What is the point of an ecolabelling scheme for print?

There are numerous ecolabeling schemes around but only a few, such as those in Scandinavia and Hong Kong, are specific to printed matter.

Schemes like the European Ecolabel or the German Blue Angel are generic, rather than being specific to print. The benefit of having a dedicated ecolabeling scheme is that it can be easier for printers and publishers to follow, and for consumers to understand.

A truly local scheme can be configured to meet the needs of a specific country or state. Some schemes are more rigorous than others to reflect the local reality. They evolve by starting off gently to encourage awareness and uptake, and get tougher following regular reviews and market response.

There is a more important point to consider however. What is the point of an ecolabeling scheme for print? This is probably the hardest question to answer, because unless a labelling scheme delivers real benefit for printers, publishers and consumers it isn’t really worthwhile.


Making a label credible takes investment into the scheme’s design and credibility. It takes even more effort to develop the market and this requires a hefty dose of communications and PR, much as it does to establish a brand.

The label must deliver clear benefits to all parts of the print media supply chain, such as data for carbon offsetting, and this is where it gets tricky. Environmental labels for print are only valuable, if they are part of a wider effort to promote print’s effectiveness and sustainability in the age of electronic communications.

Encouraging markets to really care about an environmental label’s details is an uphill struggle. Print already battles against the perception that it’s wasteful, so perhaps we need to do more to get people to care more about ecolabeling.


People are not particularly motivated to read labels, unless they can relate to their content. We care about calories and nutritional data for food, active ingredients for pharmaceuticals and chemicals in cleaning products. But what possible interest is there in print’s ecofriendliness in such a context?

None is the answer which is why ecolabels for printed matter should be presented in the context of environmental and human health. Establishing a link to the planet and peoples’ wellbeing might encourage everyone to take print’s sustainability message more seriously.

This means that the criteria used in print ecolabels should include toxicity and recyclability data, as well as wider Life Cycle Analysis details. Ecolabels for print could include some sort of rating scheme that explains in simple terms the environmental friendliness of a given piece of print.
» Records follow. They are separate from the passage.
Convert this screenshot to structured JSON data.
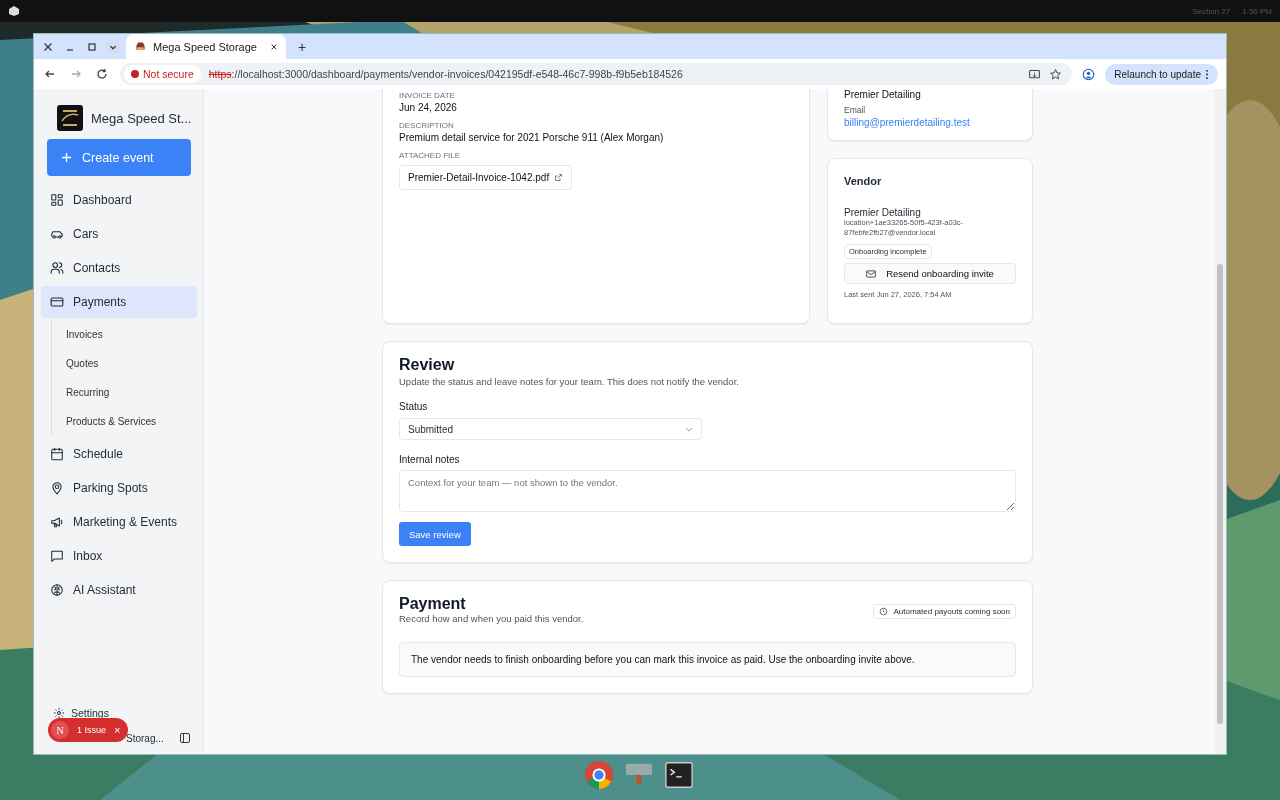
{
  "system_bar": {
    "workspace": "Section 27",
    "time": "1:56 PM"
  },
  "browser": {
    "tab_title": "Mega Speed Storage",
    "new_tab": "+",
    "security": "Not secure",
    "url_scheme": "https",
    "url_rest": "://localhost:3000/dashboard/payments/vendor-invoices/042195df-e548-46c7-998b-f9b5eb184526",
    "relaunch": "Relaunch to update"
  },
  "sidebar": {
    "brand": "Mega Speed St...",
    "create_button": "Create event",
    "items": [
      {
        "label": "Dashboard",
        "selected": false
      },
      {
        "label": "Cars",
        "selected": false
      },
      {
        "label": "Contacts",
        "selected": false
      },
      {
        "label": "Payments",
        "selected": true,
        "children": [
          {
            "label": "Invoices",
            "selected": false
          },
          {
            "label": "Quotes",
            "selected": false
          },
          {
            "label": "Recurring",
            "selected": false
          },
          {
            "label": "Products & Services",
            "selected": false
          }
        ]
      },
      {
        "label": "Schedule",
        "selected": false
      },
      {
        "label": "Parking Spots",
        "selected": false
      },
      {
        "label": "Marketing & Events",
        "selected": false
      },
      {
        "label": "Inbox",
        "selected": false
      },
      {
        "label": "AI Assistant",
        "selected": false
      }
    ],
    "settings": "Settings",
    "organization": "Storag..."
  },
  "issue_badge": {
    "avatar": "N",
    "label": "1 Issue",
    "close": "×"
  },
  "invoice": {
    "fields": [
      {
        "label": "INVOICE DATE",
        "value": "Jun 24, 2026"
      },
      {
        "label": "DESCRIPTION",
        "value": "Premium detail service for 2021 Porsche 911 (Alex Morgan)"
      }
    ],
    "attached_label": "ATTACHED FILE",
    "attached_file": "Premier-Detail-Invoice-1042.pdf"
  },
  "contact_card": {
    "name": "Premier Detailing",
    "email_label": "Email",
    "email": "billing@premierdetailing.test"
  },
  "vendor_card": {
    "title": "Vendor",
    "name": "Premier Detailing",
    "email": "location+1ae33265-50f5-423f-a03c-87febfe2fb27@vendor.local",
    "status": "Onboarding incomplete",
    "resend_button": "Resend onboarding invite",
    "last_sent": "Last sent Jun 27, 2026, 7:54 AM"
  },
  "review": {
    "title": "Review",
    "subtitle": "Update the status and leave notes for your team. This does not notify the vendor.",
    "status_label": "Status",
    "status_value": "Submitted",
    "notes_label": "Internal notes",
    "notes_placeholder": "Context for your team — not shown to the vendor.",
    "save_button": "Save review"
  },
  "payment": {
    "title": "Payment",
    "subtitle": "Record how and when you paid this vendor.",
    "badge": "Automated payouts coming soon",
    "notice": "The vendor needs to finish onboarding before you can mark this invoice as paid. Use the onboarding invite above."
  }
}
If people could make simple comparisons, particularly at local level, they might take all the chat about print’s sustainability more seriously.